Thursday, April 12, 2012

The Jaku's jaws evolved in a peculiar manner, unlike many Skathan creatures it not only has the split set of "jaws" but it also has a lower jaw. It's upper jaw however has become very reduced to accomodate the large set of split mandibles that take up a good portion of the head. The Jaku is bipedal, running on it's "front legs", which have evolved to become it's only legs. The mid set of legs has reduced to nothing more than colorful spurs on the sides of the body (not shown in picture). The back legs followed a similar route, though more of them is left over, two larger spurs are folded against the tail. 

The Jaku is a fierce predator that lives in the shadow of the canopy of Tolaa stalks (more information on these later), it's general body color is dark, allowing it to blend in easily with the dark stalks of the Tolaa and other organisms.
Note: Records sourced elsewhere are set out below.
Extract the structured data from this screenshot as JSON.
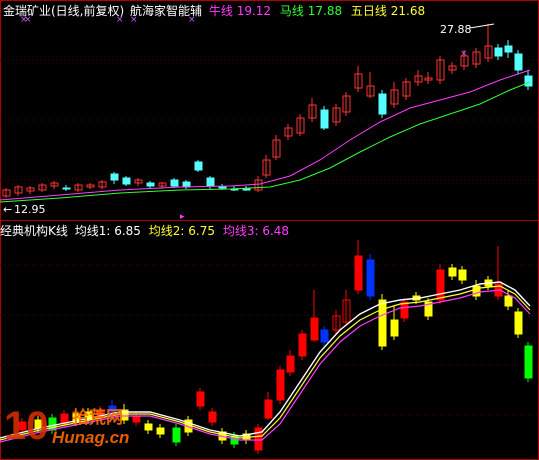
{
  "top_panel": {
    "stock_title": "金瑞矿业(日线,前复权)",
    "indicator_name": "航海家智能辅",
    "lines": [
      {
        "label": "牛线",
        "value": "19.12",
        "color": "#ff3cff"
      },
      {
        "label": "马线",
        "value": "17.88",
        "color": "#33ff33"
      },
      {
        "label": "五日线",
        "value": "21.68",
        "color": "#ffff33"
      }
    ],
    "high_label": "27.88",
    "low_label": "12.95"
  },
  "bottom_panel": {
    "indicator_name": "经典机构K线",
    "averages": [
      {
        "label": "均线1:",
        "value": "6.85",
        "color": "#ffffff"
      },
      {
        "label": "均线2:",
        "value": "6.75",
        "color": "#ffff33"
      },
      {
        "label": "均线3:",
        "value": "6.48",
        "color": "#ff3cff"
      }
    ]
  },
  "watermark": {
    "number": "10",
    "brand": "拾荒网",
    "url": "Hunag.cn"
  },
  "colors": {
    "up": "#ff3333",
    "down": "#54ffff",
    "panel_border": "#b00000",
    "vol_yellow": "#ffff00",
    "vol_red": "#ff0000",
    "vol_green": "#00ff00",
    "vol_blue": "#0033ff"
  }
}
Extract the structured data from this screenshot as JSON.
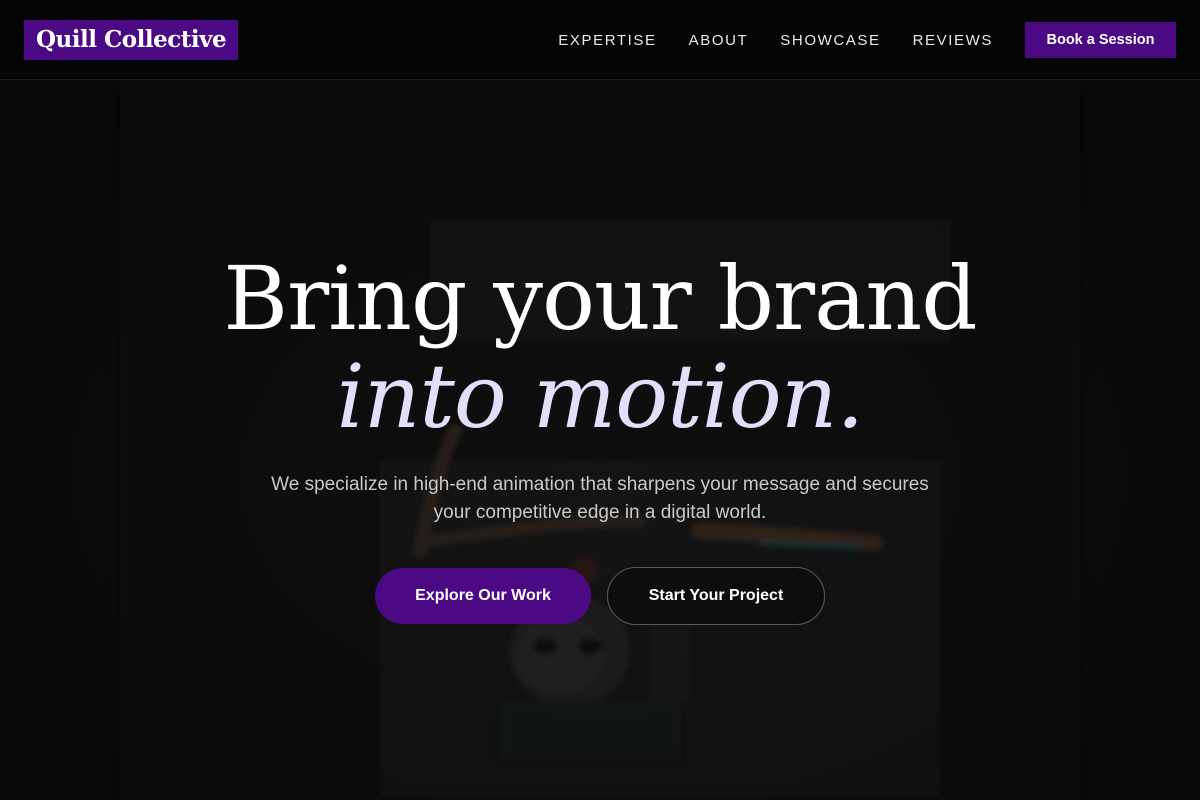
{
  "header": {
    "logo_text": "Quill Collective",
    "nav": [
      {
        "label": "EXPERTISE"
      },
      {
        "label": "ABOUT"
      },
      {
        "label": "SHOWCASE"
      },
      {
        "label": "REVIEWS"
      }
    ],
    "cta_label": "Book a Session"
  },
  "hero": {
    "headline_line1": "Bring your brand",
    "headline_line2": "into motion.",
    "subtext": "We specialize in high-end animation that sharpens your message and secures your competitive edge in a digital world.",
    "primary_button": "Explore Our Work",
    "secondary_button": "Start Your Project"
  },
  "colors": {
    "brand_purple": "#4b0a84",
    "background": "#0b0b0b",
    "headline_italic": "#e4defc"
  }
}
The biolights along it's sides and jaws are used in camouflage as well as in mating displays.

Marine vertebrates

The seas of Skatha are home to an abundant amount of life, large and small, docile and dangerous. These are some drawings of a few species of larger vertebrates. We'll start with the hunters:

These are large cetacean like animals that are the predominantly open ocean hunters, with the  exception of a few of the smaller individuals who also hunt in shallow seas near land. They are all site based hunters and though they often patrol areas of deep waters they stay close to the sunlight where they can more easily see their prey. The larger animals (the largest grey and smaller dark grey one) will often prey on smaller "cousins" if they happen to share a similar range. 

The range of the hunters almost always overlaps with the wide range of the large filter feeders:
The filter feeders have a very large range and will often cross paths. However they rarely have competition as they generally feed on different food sources. These animals are larger than most the hunters pictured above, and don't need to worry about predation once they are adults, however there are other threats to them that come from other species (I will get into this later).

Another animal is a type of "gulp feeder," which swallows its prey whole in a, well, gulping fashion. It is a relative of the filter feeders seen above.